The next stage in America’s evolving ethanol landscape targets five other countries

Source: By Caroline Knight , The Barrel Blog • Posted: Thursday, February 25, 2016

2015 was a difficult one for US ethanol producers, prices came down from an eight year high in 2014 to a near-eleven year low in January of 2016. As with any market, when times are hard, it’s essential that players can adapt and evolve to keep business alive. So, eyes turn to export opportunities and to five countries in particular.

Traditionally, once supplies reach around 20 million gallons, cargoes start getting booked. Supplies are currently at around 23 million gallons. With sustained record high production levels putting downwards pressure on domestic prices, at the most recent National Ethanol Conference in New Orleans, US ethanol industry participants were readily eyeing export opportunities to provide the market with a much-needed boost in the form of buyers, and ultimately, revenue.

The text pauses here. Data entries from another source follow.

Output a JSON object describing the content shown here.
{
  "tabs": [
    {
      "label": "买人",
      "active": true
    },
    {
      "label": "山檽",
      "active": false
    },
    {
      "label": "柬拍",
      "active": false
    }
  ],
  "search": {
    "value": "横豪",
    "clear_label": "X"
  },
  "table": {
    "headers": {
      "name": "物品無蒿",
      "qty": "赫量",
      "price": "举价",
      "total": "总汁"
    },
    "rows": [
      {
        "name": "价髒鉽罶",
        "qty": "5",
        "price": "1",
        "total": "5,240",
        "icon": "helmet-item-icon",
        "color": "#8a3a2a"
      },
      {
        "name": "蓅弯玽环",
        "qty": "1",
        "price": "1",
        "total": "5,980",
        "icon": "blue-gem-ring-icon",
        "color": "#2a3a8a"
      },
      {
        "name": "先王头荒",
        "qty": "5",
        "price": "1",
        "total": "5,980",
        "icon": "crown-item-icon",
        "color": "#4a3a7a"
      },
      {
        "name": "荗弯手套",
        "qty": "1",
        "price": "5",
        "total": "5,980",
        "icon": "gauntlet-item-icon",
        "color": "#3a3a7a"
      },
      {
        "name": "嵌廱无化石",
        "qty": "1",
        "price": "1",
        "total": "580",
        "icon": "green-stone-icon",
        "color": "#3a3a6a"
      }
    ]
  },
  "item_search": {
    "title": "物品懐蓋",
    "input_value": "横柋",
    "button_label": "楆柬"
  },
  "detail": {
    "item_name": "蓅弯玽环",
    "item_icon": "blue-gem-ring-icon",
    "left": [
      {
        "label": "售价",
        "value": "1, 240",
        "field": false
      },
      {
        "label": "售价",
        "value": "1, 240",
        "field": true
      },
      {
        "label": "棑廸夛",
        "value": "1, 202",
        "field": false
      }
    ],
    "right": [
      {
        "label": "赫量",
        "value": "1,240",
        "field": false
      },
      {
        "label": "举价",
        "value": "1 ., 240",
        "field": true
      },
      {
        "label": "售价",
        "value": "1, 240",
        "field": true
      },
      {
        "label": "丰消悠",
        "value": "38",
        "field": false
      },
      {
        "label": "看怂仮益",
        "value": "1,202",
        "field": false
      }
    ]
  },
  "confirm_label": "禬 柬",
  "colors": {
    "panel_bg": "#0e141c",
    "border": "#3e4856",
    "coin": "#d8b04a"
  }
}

For both ethanol and biodiesel, rhetoric around the industry has shifted from a nearly one-sided focus on the Environmental Protection Agency (EPA) and Renewable Fuel Standard (RFS) to now touting the benefits of other biofuels. For biodiesel, it was touting its ability to reduce carbon emissions; for ethanol, it’s the benefits for octane-boosting.

The change is due, partly, to the fact that the new blending mandates are in place now, giving some stability and allowing both industries to focus on other aspects. However, the change in sentiment is also due to the fact that both fuels are at a disadvantage economically compared to fossil fuels.

So, as a way to address this evolving landscape, the industry is lining up five countries as key to the US export market: Brazil, the Philippines, China, India and Mexico. As the largest buyer of US product, Canada is already a well-established market, requiring less business development.

The big five

Brazil: Conveniently located, Brazil offers the US an export market that can be accessed with relative ease. In 2015, Platts-Kingsman estimated that the US exported around 440.4 million liters of fuel ethanol to Brazil, second in imports of US product behind Canada and a 4% uptick compared with exports to the region in 2014. Participants have described the Brazilian ethanol market as being in a constant state of either “feast or famine.”  This supply uncertainty offers the US an opportunity to be the reliable constant supply of fuel into the country and it is one that US producers are looking to capitalize on.

The Philippines: In 2015, the Philippines were the third-largest importer of US fuel ethanol, increasing their buying power by 6% from 2014 and importing around 270.3 million liters. The cost of shipping, easy logistics and good demand in the region make the Philippines an ideal destination for US product. The low cost of shipping to the area is key for sellers; one US producer said that it costs as much to take ethanol from Iowa to Seattle as is does to take product from the West Coast to the Philippines. With such a strongly established trade route, market participants were keen for this to continue over the coming years.

China: Weighing in at No. 4 on the biggest importers of US fuel ethanol in 2015, China was the biggest mover on the list, increasing its imports by an astounding 1994% from 2014. As a country with a rapidly growing population, clamor is building from the widening band of middle classes to lessen the reliance on fossil fuels and improve air quality. Ethanol is seen as an answer to these calls, a positive sign for US exports. But the relationship is not an easy one. Most recently, China launched an anti-dumping probe into US DDGS imports, a by-product of ethanol, which saw imports fall by 9.6% month-on-month in December. The risk-reward premium of sending product all the way to China to potentially have it sit in a dock for an indefinite period of time is high. But when the going’s good, China is a veritable cash-cow of a market for US ethanol.

India: Following his election in 2014, Prime Minister Narendra Modi increased the blending mandate for ethanol in India, moving from E10 in 2015 to E20 by 2017. But in 2015, India’s effective blend rate fell far below the E10 mandate, reaching just 4.34%, and the country lacks the capability to produce sufficient ethanol domestically to meet the requirement. Alongside the blending mandate, at the 2015 COP21 summit, India also announced plans to cut its CO2 emissions per unit of GDP by as much as 35% from 2005 levels by 2035. To do this, India will need external support, and imports, and the US will be a main contributor on both fronts.

Mexico: At only ninth place on the list of importers, Mexico may not come across as an obvious country to focus energies on. But from 2014 to 2015, Mexico increased its buying of US ethanol by 14%, up to 116.2 million liters. The country, much like India, is going through energy reform and will need help to hit its mandates. They too lack the infrastructure to meet ethanol targets and the US is perfectly positioned, both geographically and logistically, to step up to the plate.